__Problem details__. Report the number of lines of the listing below containing the string "this", with nothing added.
:::::
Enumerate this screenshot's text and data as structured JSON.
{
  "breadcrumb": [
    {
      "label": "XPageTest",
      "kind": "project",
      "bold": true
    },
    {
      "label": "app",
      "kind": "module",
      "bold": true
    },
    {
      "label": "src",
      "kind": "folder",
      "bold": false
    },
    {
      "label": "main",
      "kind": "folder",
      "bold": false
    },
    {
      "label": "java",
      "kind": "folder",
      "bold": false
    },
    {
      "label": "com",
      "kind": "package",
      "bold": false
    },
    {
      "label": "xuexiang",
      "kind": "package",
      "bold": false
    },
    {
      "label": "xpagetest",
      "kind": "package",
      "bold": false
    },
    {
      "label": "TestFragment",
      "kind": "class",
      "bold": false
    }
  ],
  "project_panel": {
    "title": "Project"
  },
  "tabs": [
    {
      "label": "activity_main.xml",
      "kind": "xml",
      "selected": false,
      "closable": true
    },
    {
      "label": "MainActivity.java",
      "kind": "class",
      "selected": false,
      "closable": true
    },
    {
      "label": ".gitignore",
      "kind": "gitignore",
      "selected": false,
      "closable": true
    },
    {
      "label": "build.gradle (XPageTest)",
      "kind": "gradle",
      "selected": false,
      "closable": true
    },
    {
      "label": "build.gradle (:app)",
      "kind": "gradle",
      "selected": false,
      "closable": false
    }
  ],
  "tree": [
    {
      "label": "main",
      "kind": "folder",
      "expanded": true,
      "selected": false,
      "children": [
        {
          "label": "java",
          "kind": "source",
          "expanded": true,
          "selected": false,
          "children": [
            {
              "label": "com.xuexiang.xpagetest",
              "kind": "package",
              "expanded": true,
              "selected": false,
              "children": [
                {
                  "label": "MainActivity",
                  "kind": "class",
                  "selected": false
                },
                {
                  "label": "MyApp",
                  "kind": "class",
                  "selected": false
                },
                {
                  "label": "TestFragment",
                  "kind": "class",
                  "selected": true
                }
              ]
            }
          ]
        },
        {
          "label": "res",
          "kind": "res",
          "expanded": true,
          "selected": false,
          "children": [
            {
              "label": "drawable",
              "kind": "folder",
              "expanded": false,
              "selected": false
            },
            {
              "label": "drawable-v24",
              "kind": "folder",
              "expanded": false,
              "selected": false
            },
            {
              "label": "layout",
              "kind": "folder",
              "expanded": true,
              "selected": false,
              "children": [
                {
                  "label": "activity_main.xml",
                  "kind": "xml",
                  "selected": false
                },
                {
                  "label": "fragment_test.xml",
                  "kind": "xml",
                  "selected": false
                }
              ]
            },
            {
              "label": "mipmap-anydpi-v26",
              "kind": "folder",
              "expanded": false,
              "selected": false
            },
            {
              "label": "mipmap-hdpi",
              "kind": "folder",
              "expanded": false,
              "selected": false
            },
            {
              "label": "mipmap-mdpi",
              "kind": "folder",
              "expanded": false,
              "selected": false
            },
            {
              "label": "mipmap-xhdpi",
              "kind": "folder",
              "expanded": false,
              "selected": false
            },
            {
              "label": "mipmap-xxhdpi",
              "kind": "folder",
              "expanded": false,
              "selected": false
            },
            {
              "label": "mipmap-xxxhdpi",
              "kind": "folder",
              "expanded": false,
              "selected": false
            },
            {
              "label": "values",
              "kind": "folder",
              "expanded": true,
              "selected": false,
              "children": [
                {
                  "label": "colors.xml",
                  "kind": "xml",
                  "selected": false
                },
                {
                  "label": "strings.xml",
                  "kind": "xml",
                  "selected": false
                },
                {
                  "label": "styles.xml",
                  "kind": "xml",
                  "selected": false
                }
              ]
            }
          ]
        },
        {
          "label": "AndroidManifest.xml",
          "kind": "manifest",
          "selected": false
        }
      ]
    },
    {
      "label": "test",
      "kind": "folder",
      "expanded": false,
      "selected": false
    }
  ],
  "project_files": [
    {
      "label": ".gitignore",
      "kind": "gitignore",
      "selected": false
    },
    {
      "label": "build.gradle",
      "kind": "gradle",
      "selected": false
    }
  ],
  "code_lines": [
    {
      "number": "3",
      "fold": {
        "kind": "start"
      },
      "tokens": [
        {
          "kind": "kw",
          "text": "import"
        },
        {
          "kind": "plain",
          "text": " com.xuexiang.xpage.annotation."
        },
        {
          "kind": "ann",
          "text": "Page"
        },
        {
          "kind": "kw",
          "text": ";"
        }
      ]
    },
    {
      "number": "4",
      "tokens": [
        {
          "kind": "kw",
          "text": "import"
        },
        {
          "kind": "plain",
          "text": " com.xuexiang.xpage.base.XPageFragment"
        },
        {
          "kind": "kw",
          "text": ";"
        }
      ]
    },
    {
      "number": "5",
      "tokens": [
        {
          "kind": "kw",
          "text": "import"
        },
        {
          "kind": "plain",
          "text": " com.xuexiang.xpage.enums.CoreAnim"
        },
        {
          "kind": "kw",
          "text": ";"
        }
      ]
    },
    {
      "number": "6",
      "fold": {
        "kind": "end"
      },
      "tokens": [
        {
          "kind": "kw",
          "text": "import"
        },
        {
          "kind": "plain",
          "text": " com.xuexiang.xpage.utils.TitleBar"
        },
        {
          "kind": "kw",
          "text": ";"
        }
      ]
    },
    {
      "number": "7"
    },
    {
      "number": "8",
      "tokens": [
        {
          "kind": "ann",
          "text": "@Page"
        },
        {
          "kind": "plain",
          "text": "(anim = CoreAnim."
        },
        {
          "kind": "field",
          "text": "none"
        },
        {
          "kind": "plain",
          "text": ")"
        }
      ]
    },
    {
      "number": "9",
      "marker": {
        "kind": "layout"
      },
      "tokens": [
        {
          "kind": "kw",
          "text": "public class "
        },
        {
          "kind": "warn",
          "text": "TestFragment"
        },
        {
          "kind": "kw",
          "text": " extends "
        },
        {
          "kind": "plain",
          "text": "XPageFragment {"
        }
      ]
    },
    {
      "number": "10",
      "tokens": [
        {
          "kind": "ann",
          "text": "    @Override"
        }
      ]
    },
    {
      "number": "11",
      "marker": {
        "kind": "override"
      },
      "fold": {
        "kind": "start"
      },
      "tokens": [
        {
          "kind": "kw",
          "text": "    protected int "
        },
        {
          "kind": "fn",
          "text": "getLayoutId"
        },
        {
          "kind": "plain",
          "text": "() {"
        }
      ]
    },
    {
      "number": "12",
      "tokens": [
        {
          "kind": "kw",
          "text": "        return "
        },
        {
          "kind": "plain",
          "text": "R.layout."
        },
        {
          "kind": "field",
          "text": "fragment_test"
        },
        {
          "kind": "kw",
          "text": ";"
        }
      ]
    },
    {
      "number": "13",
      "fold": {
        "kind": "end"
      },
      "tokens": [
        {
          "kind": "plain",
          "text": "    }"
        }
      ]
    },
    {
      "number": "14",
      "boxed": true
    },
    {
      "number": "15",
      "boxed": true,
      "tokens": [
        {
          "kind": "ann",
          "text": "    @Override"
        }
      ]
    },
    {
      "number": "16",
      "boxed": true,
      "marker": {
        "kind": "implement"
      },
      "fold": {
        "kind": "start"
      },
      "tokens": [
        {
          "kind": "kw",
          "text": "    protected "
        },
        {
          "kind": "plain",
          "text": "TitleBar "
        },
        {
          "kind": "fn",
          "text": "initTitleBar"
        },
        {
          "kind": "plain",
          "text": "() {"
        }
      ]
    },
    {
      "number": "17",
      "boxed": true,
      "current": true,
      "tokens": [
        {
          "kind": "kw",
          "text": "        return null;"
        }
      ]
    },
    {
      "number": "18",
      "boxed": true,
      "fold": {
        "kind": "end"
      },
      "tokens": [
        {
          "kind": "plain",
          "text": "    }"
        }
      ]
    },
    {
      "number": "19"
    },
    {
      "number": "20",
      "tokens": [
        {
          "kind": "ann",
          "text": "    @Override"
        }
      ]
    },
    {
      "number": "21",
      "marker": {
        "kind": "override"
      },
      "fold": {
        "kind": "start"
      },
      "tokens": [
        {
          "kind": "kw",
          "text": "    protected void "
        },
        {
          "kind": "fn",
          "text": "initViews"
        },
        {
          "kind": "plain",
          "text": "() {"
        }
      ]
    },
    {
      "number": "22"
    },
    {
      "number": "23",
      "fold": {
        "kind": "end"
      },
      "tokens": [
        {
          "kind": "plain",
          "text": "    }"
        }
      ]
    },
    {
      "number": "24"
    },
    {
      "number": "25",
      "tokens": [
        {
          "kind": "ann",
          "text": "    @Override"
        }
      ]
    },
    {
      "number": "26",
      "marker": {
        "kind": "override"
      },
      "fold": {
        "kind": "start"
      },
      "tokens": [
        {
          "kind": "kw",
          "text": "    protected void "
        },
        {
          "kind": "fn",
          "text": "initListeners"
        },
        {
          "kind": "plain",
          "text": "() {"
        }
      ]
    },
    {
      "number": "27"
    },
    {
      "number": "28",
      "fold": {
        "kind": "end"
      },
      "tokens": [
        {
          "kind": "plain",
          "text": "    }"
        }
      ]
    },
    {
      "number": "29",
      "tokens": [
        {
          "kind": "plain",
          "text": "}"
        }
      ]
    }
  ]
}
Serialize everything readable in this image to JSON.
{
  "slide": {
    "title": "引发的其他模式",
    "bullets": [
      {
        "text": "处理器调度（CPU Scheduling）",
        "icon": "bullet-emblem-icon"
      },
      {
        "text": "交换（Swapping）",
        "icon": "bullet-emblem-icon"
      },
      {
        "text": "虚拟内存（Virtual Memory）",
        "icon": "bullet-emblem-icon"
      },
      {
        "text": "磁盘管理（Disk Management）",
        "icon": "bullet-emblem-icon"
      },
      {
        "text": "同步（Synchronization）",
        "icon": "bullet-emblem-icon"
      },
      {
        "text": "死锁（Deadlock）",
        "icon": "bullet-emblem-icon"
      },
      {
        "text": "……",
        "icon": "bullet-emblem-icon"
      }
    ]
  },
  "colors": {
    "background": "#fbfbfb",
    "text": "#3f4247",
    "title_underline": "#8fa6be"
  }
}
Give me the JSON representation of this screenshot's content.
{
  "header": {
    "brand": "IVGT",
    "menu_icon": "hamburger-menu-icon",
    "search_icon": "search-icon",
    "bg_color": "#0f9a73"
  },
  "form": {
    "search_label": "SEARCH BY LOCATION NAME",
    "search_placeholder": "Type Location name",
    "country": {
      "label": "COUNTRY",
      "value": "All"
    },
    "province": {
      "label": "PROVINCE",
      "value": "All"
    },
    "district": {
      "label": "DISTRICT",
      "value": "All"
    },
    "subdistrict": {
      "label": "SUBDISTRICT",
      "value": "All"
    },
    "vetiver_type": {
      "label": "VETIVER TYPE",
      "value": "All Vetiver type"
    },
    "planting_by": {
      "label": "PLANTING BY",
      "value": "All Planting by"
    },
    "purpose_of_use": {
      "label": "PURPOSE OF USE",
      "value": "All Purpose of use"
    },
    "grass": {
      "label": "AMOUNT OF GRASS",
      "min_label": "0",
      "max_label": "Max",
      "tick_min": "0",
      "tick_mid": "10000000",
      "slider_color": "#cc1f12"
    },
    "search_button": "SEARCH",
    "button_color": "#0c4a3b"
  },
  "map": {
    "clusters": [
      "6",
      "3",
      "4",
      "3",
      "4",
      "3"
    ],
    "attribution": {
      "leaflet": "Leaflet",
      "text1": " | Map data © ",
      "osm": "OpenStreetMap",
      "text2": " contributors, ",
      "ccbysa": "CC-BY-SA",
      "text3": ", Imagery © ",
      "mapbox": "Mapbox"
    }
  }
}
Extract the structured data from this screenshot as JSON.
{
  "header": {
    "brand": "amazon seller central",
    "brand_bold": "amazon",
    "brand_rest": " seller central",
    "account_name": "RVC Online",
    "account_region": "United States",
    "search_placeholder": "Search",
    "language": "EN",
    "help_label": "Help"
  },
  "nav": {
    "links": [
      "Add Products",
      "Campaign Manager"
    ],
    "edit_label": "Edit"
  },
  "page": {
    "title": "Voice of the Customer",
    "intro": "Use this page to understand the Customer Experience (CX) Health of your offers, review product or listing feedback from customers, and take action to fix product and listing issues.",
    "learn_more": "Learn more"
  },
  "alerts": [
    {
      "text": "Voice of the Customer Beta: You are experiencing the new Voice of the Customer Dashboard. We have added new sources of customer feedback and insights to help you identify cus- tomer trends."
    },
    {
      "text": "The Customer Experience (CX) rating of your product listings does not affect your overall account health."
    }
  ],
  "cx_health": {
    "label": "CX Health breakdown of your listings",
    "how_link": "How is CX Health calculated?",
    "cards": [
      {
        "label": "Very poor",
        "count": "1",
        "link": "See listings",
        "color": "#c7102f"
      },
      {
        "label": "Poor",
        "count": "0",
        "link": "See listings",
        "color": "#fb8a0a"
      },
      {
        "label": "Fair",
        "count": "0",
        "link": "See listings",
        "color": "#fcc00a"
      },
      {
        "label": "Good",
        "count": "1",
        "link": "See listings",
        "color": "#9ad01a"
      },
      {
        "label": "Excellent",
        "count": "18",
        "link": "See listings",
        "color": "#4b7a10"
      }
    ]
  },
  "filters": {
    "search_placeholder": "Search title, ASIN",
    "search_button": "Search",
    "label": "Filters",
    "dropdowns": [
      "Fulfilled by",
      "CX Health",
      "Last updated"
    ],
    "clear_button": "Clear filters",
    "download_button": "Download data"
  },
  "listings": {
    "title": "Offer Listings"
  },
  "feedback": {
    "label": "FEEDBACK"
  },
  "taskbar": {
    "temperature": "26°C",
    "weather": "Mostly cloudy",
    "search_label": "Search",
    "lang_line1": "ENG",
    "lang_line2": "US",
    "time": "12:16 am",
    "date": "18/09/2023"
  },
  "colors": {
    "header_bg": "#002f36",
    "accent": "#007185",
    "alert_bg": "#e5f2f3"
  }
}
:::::
__Task result__. 5